RECORDS:
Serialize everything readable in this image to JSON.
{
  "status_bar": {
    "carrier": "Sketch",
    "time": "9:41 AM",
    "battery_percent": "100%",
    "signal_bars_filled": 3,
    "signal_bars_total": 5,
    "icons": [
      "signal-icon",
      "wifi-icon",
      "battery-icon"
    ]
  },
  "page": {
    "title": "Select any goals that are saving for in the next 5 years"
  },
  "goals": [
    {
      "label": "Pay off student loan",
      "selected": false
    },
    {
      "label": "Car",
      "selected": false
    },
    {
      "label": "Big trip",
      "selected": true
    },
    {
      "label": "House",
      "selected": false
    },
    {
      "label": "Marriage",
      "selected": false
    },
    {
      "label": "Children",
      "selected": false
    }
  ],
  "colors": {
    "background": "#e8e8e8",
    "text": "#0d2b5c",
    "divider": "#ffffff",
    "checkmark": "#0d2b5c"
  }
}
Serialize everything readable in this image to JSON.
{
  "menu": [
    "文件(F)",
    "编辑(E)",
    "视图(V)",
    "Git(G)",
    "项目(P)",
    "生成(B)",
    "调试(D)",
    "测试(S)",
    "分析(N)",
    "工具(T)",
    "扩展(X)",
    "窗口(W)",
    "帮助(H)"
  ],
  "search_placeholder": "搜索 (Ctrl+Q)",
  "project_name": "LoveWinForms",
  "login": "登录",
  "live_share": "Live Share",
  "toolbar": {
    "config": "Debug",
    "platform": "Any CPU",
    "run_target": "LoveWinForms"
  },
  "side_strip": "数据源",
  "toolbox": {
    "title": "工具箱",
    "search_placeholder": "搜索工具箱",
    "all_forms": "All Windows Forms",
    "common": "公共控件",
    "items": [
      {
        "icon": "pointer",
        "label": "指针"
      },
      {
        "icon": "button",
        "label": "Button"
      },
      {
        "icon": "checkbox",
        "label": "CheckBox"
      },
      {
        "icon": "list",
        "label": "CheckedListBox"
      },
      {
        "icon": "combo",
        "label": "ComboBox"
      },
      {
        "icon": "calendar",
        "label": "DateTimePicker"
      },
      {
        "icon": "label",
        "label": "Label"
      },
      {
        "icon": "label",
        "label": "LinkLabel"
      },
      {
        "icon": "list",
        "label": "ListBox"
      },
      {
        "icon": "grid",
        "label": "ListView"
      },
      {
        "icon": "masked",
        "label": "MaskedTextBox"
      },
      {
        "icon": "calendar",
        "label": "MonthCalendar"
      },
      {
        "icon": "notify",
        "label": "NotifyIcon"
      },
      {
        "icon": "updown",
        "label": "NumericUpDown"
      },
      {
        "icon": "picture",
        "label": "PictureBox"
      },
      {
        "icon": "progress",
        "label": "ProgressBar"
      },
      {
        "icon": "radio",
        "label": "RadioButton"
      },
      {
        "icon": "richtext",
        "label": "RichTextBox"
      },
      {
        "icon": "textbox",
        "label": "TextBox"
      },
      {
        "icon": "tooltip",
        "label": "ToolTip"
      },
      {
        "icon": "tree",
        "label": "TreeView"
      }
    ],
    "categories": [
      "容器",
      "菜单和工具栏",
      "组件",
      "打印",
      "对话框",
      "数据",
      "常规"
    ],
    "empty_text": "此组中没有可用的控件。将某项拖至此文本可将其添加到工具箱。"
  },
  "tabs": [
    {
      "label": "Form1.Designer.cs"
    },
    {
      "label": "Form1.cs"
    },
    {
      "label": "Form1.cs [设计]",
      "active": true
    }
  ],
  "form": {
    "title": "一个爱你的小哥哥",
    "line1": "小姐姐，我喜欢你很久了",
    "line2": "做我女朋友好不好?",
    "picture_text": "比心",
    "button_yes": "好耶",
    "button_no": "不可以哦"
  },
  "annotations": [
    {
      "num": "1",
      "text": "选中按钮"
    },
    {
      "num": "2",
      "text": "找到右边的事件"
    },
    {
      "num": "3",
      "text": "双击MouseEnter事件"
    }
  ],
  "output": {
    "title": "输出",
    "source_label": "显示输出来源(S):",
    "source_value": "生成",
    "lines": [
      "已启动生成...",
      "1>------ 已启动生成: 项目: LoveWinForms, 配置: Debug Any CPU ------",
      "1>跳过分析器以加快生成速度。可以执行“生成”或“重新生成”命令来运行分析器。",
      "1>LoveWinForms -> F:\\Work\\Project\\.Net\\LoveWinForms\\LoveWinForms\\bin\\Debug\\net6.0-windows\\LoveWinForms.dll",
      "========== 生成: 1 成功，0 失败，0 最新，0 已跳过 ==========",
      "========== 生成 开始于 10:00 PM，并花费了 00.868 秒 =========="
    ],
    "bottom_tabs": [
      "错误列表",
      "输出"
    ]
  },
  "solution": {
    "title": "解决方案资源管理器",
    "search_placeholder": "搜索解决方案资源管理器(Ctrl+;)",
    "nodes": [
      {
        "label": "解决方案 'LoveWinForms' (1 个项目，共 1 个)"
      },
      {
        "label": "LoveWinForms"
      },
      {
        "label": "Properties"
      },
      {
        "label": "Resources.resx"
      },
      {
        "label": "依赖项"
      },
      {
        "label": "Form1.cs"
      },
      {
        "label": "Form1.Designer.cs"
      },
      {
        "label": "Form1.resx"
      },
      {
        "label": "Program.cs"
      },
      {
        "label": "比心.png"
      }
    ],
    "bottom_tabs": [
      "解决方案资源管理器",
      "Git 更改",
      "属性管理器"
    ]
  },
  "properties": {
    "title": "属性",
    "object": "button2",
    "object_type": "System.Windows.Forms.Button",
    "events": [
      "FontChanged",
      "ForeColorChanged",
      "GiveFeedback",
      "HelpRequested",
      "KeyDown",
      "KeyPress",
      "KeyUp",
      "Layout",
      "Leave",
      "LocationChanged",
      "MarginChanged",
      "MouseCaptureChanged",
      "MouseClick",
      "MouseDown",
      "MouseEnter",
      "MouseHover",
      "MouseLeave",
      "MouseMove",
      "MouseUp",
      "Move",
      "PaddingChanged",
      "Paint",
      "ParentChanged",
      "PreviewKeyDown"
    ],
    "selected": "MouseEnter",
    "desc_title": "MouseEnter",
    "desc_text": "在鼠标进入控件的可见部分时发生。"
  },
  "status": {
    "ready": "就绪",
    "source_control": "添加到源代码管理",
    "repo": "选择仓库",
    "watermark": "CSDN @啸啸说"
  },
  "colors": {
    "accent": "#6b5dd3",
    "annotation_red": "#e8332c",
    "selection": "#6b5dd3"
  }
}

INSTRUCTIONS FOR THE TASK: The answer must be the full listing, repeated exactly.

OUTPUT FOR THIS TASK:
Serialize everything readable in this image to JSON.
{
  "status_bar": {
    "carrier": "Sketch",
    "time": "9:41 AM",
    "battery_percent": "100%",
    "signal_bars_filled": 3,
    "signal_bars_total": 5,
    "icons": [
      "signal-icon",
      "wifi-icon",
      "battery-icon"
    ]
  },
  "page": {
    "title": "Select any goals that are saving for in the next 5 years"
  },
  "goals": [
    {
      "label": "Pay off student loan",
      "selected": false
    },
    {
      "label": "Car",
      "selected": false
    },
    {
      "label": "Big trip",
      "selected": true
    },
    {
      "label": "House",
      "selected": false
    },
    {
      "label": "Marriage",
      "selected": false
    },
    {
      "label": "Children",
      "selected": false
    }
  ],
  "colors": {
    "background": "#e8e8e8",
    "text": "#0d2b5c",
    "divider": "#ffffff",
    "checkmark": "#0d2b5c"
  }
}
Serialize everything readable in this image to JSON.
{
  "menu": [
    "文件(F)",
    "编辑(E)",
    "视图(V)",
    "Git(G)",
    "项目(P)",
    "生成(B)",
    "调试(D)",
    "测试(S)",
    "分析(N)",
    "工具(T)",
    "扩展(X)",
    "窗口(W)",
    "帮助(H)"
  ],
  "search_placeholder": "搜索 (Ctrl+Q)",
  "project_name": "LoveWinForms",
  "login": "登录",
  "live_share": "Live Share",
  "toolbar": {
    "config": "Debug",
    "platform": "Any CPU",
    "run_target": "LoveWinForms"
  },
  "side_strip": "数据源",
  "toolbox": {
    "title": "工具箱",
    "search_placeholder": "搜索工具箱",
    "all_forms": "All Windows Forms",
    "common": "公共控件",
    "items": [
      {
        "icon": "pointer",
        "label": "指针"
      },
      {
        "icon": "button",
        "label": "Button"
      },
      {
        "icon": "checkbox",
        "label": "CheckBox"
      },
      {
        "icon": "list",
        "label": "CheckedListBox"
      },
      {
        "icon": "combo",
        "label": "ComboBox"
      },
      {
        "icon": "calendar",
        "label": "DateTimePicker"
      },
      {
        "icon": "label",
        "label": "Label"
      },
      {
        "icon": "label",
        "label": "LinkLabel"
      },
      {
        "icon": "list",
        "label": "ListBox"
      },
      {
        "icon": "grid",
        "label": "ListView"
      },
      {
        "icon": "masked",
        "label": "MaskedTextBox"
      },
      {
        "icon": "calendar",
        "label": "MonthCalendar"
      },
      {
        "icon": "notify",
        "label": "NotifyIcon"
      },
      {
        "icon": "updown",
        "label": "NumericUpDown"
      },
      {
        "icon": "picture",
        "label": "PictureBox"
      },
      {
        "icon": "progress",
        "label": "ProgressBar"
      },
      {
        "icon": "radio",
        "label": "RadioButton"
      },
      {
        "icon": "richtext",
        "label": "RichTextBox"
      },
      {
        "icon": "textbox",
        "label": "TextBox"
      },
      {
        "icon": "tooltip",
        "label": "ToolTip"
      },
      {
        "icon": "tree",
        "label": "TreeView"
      }
    ],
    "categories": [
      "容器",
      "菜单和工具栏",
      "组件",
      "打印",
      "对话框",
      "数据",
      "常规"
    ],
    "empty_text": "此组中没有可用的控件。将某项拖至此文本可将其添加到工具箱。"
  },
  "tabs": [
    {
      "label": "Form1.Designer.cs"
    },
    {
      "label": "Form1.cs"
    },
    {
      "label": "Form1.cs [设计]",
      "active": true
    }
  ],
  "form": {
    "title": "一个爱你的小哥哥",
    "line1": "小姐姐，我喜欢你很久了",
    "line2": "做我女朋友好不好?",
    "picture_text": "比心",
    "button_yes": "好耶",
    "button_no": "不可以哦"
  },
  "annotations": [
    {
      "num": "1",
      "text": "选中按钮"
    },
    {
      "num": "2",
      "text": "找到右边的事件"
    },
    {
      "num": "3",
      "text": "双击MouseEnter事件"
    }
  ],
  "output": {
    "title": "输出",
    "source_label": "显示输出来源(S):",
    "source_value": "生成",
    "lines": [
      "已启动生成...",
      "1>------ 已启动生成: 项目: LoveWinForms, 配置: Debug Any CPU ------",
      "1>跳过分析器以加快生成速度。可以执行“生成”或“重新生成”命令来运行分析器。",
      "1>LoveWinForms -> F:\\Work\\Project\\.Net\\LoveWinForms\\LoveWinForms\\bin\\Debug\\net6.0-windows\\LoveWinForms.dll",
      "========== 生成: 1 成功，0 失败，0 最新，0 已跳过 ==========",
      "========== 生成 开始于 10:00 PM，并花费了 00.868 秒 =========="
    ],
    "bottom_tabs": [
      "错误列表",
      "输出"
    ]
  },
  "solution": {
    "title": "解决方案资源管理器",
    "search_placeholder": "搜索解决方案资源管理器(Ctrl+;)",
    "nodes": [
      {
        "label": "解决方案 'LoveWinForms' (1 个项目，共 1 个)"
      },
      {
        "label": "LoveWinForms"
      },
      {
        "label": "Properties"
      },
      {
        "label": "Resources.resx"
      },
      {
        "label": "依赖项"
      },
      {
        "label": "Form1.cs"
      },
      {
        "label": "Form1.Designer.cs"
      },
      {
        "label": "Form1.resx"
      },
      {
        "label": "Program.cs"
      },
      {
        "label": "比心.png"
      }
    ],
    "bottom_tabs": [
      "解决方案资源管理器",
      "Git 更改",
      "属性管理器"
    ]
  },
  "properties": {
    "title": "属性",
    "object": "button2",
    "object_type": "System.Windows.Forms.Button",
    "events": [
      "FontChanged",
      "ForeColorChanged",
      "GiveFeedback",
      "HelpRequested",
      "KeyDown",
      "KeyPress",
      "KeyUp",
      "Layout",
      "Leave",
      "LocationChanged",
      "MarginChanged",
      "MouseCaptureChanged",
      "MouseClick",
      "MouseDown",
      "MouseEnter",
      "MouseHover",
      "MouseLeave",
      "MouseMove",
      "MouseUp",
      "Move",
      "PaddingChanged",
      "Paint",
      "ParentChanged",
      "PreviewKeyDown"
    ],
    "selected": "MouseEnter",
    "desc_title": "MouseEnter",
    "desc_text": "在鼠标进入控件的可见部分时发生。"
  },
  "status": {
    "ready": "就绪",
    "source_control": "添加到源代码管理",
    "repo": "选择仓库",
    "watermark": "CSDN @啸啸说"
  },
  "colors": {
    "accent": "#6b5dd3",
    "annotation_red": "#e8332c",
    "selection": "#6b5dd3"
  }
}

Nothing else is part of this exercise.